I was happy to read that plans to make Pirate’s Cove a safer and more user-friendly experience are still in the works. One of the most beautiful places on the California coast, Pirate’s Cove has been thoughtlessly neglected for too long. I hope the parking issue can be resolved quickly so the county plans can be approved and work can begin to provide the scenic and cultural protection this precious landmark deserves.
Rob Mohle, Avila Beach
Be aware of implicit bias
When journalists cover police shootings of unarmed black boys, men and women, like the one published in The Tribune on March 3 (“No charges in Stephon Clark death”), they often leave out a significant consideration in their coverage: the role of implicit racial bias within police officers, attorneys, judges and juries.
Mounting evidence shows that even when we do not show outward bias toward individuals from certain groups, we often show evidence of discriminatory behaviors that operate outside of conscious awareness.
The consequences of implicit bias within law enforcement are equal parts lethal and tragic, with the lives of black Americans hanging in the balancs. Demonizing police is not productive, nor is it rational. Yet given the unique role police have in our society, we need police to address how the dynamics of implicit bias play out on the job.

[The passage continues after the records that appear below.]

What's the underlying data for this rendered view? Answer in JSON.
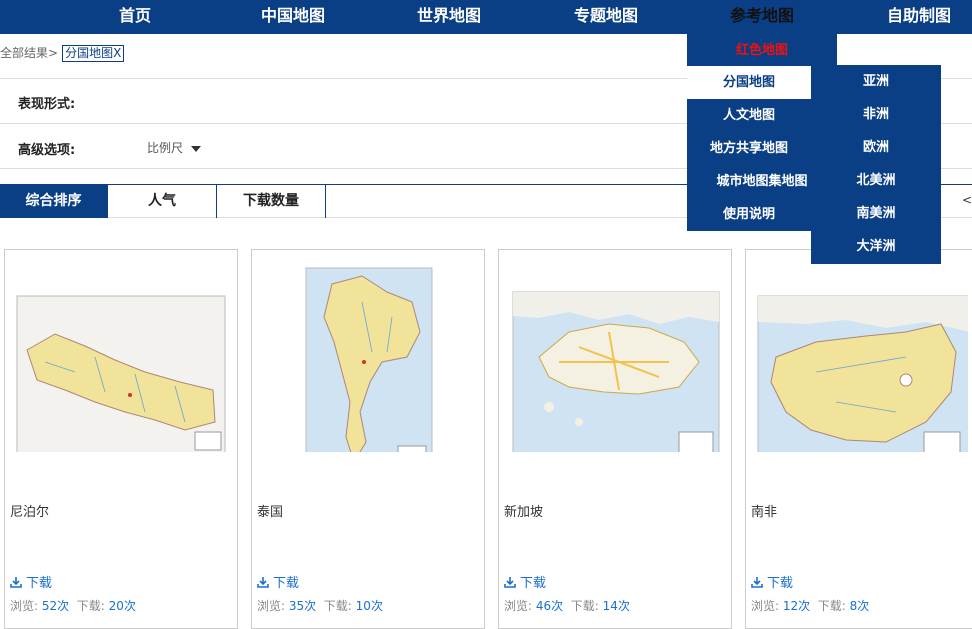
{
  "nav": [
    "首页",
    "中国地图",
    "世界地图",
    "专题地图",
    "参考地图",
    "自助制图"
  ],
  "breadcrumb": {
    "prefix": "全部结果>",
    "tag": "分国地图X"
  },
  "filters": {
    "form_label": "表现形式:",
    "advanced_label": "高级选项:",
    "scale_label": "比例尺"
  },
  "sort": {
    "tabs": [
      "综合排序",
      "人气",
      "下载数量"
    ],
    "prev": "<"
  },
  "cards": [
    {
      "title": "尼泊尔",
      "download": "下载",
      "views_label": "浏览:",
      "views": "52次",
      "dl_label": "下载:",
      "dls": "20次"
    },
    {
      "title": "泰国",
      "download": "下载",
      "views_label": "浏览:",
      "views": "35次",
      "dl_label": "下载:",
      "dls": "10次"
    },
    {
      "title": "新加坡",
      "download": "下载",
      "views_label": "浏览:",
      "views": "46次",
      "dl_label": "下载:",
      "dls": "14次"
    },
    {
      "title": "南非",
      "download": "下载",
      "views_label": "浏览:",
      "views": "12次",
      "dl_label": "下载:",
      "dls": "8次"
    }
  ],
  "dropdown": {
    "items": [
      "红色地图",
      "分国地图",
      "人文地图",
      "地方共享地图",
      "城市地图集地图",
      "使用说明"
    ],
    "sub": [
      "亚洲",
      "非洲",
      "欧洲",
      "北美洲",
      "南美洲",
      "大洋洲"
    ]
  },
  "colors": {
    "nav_bg": "#0b3f85",
    "link": "#1a6fd1",
    "red_item": "#e11111"
  }
}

Law enforcement has made some strides in this endeavor. In 2017 (finally!), the Department of Justice reported that it formally began integrating findings from psychological science into new training curricula as a way of combating implicit bias. Some police departments also have implemented training, but clearly, more needs to be done.

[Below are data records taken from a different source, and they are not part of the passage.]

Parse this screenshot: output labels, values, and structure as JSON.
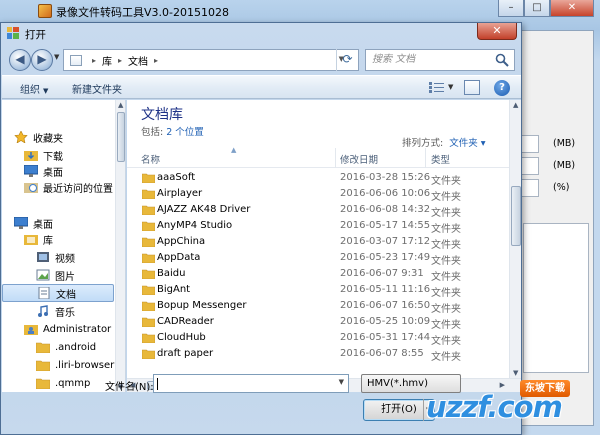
{
  "app": {
    "title": "录像文件转码工具V3.0-20151028",
    "window_controls": {
      "minimize": "–",
      "maximize": "□",
      "close": "✕"
    }
  },
  "bg_panel": {
    "units": [
      "(MB)",
      "(MB)",
      "(%)"
    ]
  },
  "dialog": {
    "title": "打开",
    "close": "✕",
    "address": {
      "crumbs": [
        "库",
        "文档"
      ],
      "separator": "▸"
    },
    "search": {
      "placeholder": "搜索 文档"
    },
    "toolbar": {
      "organize": "组织",
      "new_folder": "新建文件夹"
    },
    "nav": {
      "items": [
        {
          "label": "收藏夹",
          "icon": "star-icon"
        },
        {
          "label": "下载",
          "icon": "download-folder-icon"
        },
        {
          "label": "桌面",
          "icon": "desktop-icon"
        },
        {
          "label": "最近访问的位置",
          "icon": "recent-places-icon"
        },
        {
          "label": "桌面",
          "icon": "desktop-icon"
        },
        {
          "label": "库",
          "icon": "library-icon"
        },
        {
          "label": "视频",
          "icon": "video-icon"
        },
        {
          "label": "图片",
          "icon": "pictures-icon"
        },
        {
          "label": "文档",
          "icon": "documents-icon"
        },
        {
          "label": "音乐",
          "icon": "music-icon"
        },
        {
          "label": "Administrator",
          "icon": "user-folder-icon"
        },
        {
          "label": ".android",
          "icon": "folder-icon"
        },
        {
          "label": ".liri-browser",
          "icon": "folder-icon"
        },
        {
          "label": ".qmmp",
          "icon": "folder-icon"
        }
      ],
      "selected_index": 8
    },
    "content": {
      "library_title": "文档库",
      "includes_label": "包括:",
      "includes_link": "2 个位置",
      "arrange_label": "排列方式:",
      "arrange_value": "文件夹",
      "columns": {
        "name": "名称",
        "date": "修改日期",
        "type": "类型"
      },
      "files": [
        {
          "name": "aaaSoft",
          "date": "2016-03-28 15:26",
          "type": "文件夹"
        },
        {
          "name": "Airplayer",
          "date": "2016-06-06 10:06",
          "type": "文件夹"
        },
        {
          "name": "AJAZZ AK48 Driver",
          "date": "2016-06-08 14:32",
          "type": "文件夹"
        },
        {
          "name": "AnyMP4 Studio",
          "date": "2016-05-17 14:55",
          "type": "文件夹"
        },
        {
          "name": "AppChina",
          "date": "2016-03-07 17:12",
          "type": "文件夹"
        },
        {
          "name": "AppData",
          "date": "2016-05-23 17:49",
          "type": "文件夹"
        },
        {
          "name": "Baidu",
          "date": "2016-06-07 9:31",
          "type": "文件夹"
        },
        {
          "name": "BigAnt",
          "date": "2016-05-11 11:16",
          "type": "文件夹"
        },
        {
          "name": "Bopup Messenger",
          "date": "2016-06-07 16:50",
          "type": "文件夹"
        },
        {
          "name": "CADReader",
          "date": "2016-05-25 10:09",
          "type": "文件夹"
        },
        {
          "name": "CloudHub",
          "date": "2016-05-31 17:44",
          "type": "文件夹"
        },
        {
          "name": "draft paper",
          "date": "2016-06-07 8:55",
          "type": "文件夹"
        }
      ]
    },
    "bottom": {
      "filename_label": "文件名(N):",
      "filename_value": "",
      "filter": "HMV(*.hmv)",
      "open_button": "打开(O)"
    }
  },
  "watermark": {
    "text": "uzzf.com",
    "badge": "东坡下载"
  },
  "colors": {
    "accent": "#1e5fb3",
    "library_title": "#1e3287",
    "folder": "#e8b83a"
  }
}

When journalists ignore the element of implicit racial bias in their coverage of racism, they contribute to the mainstream ignorance surrounding the dynamics within and perpetuation of racism. If we are serious about reducing implicit racial bias, we must elevate our understanding of how our thinking feeds racism. I recommend reading Robin DiAngelo’s newest book, “White Fragility.”
Bailey Drechsler, San Luis Obispo
Don’t put ‘monster’ on front page
On Tuesday, the editors of The Tribune saw fit to take all of the top fold and one-half the bottom fold of the front page and devote it to a monster who allegedly murdered his girlfriend and their unborn child. Complete with photos.
While I subscribe to be informed about local stories and issues, this is not one that deserves the front page treatment you have given it, in my opinion. Ideally, it would not be the first and inescapable thing I see in The Tribune. A less prominent placement inside the paper would be my choice and I think many of your subscribers would agree.
When I moved to SLO 20 years ago and began a subscription, the front page story was about some horse rustling. I congratulated myself on having relocated to a beautiful and relatively peaceful town when compared to the seemingly daily and widely reported urban horror stories that are the big city norm. How and what you choose to print does affect how we feel about our community.
My hope is that when the monster in question is on trial for murder The Tribune will see fit to spare its readers all the gory details.
Mark Sarrow, Templeton
We don’t need a king
I believe that if the citizens of this nation have a sincere desire to go back to a representative democracy, minimize the destructive effects of oligarchy and ensure that church and state remain separate, they must work diligently to make the political party bent on ruling, rather than governing, a minority party for good. It might take a third political party to do it.
If we wanted to be ruled, we would have kept a king.
We cannot let 25 percent of registered voters determine the future of our nation. Amen?
Fabrizio Griguoli, Shell Beach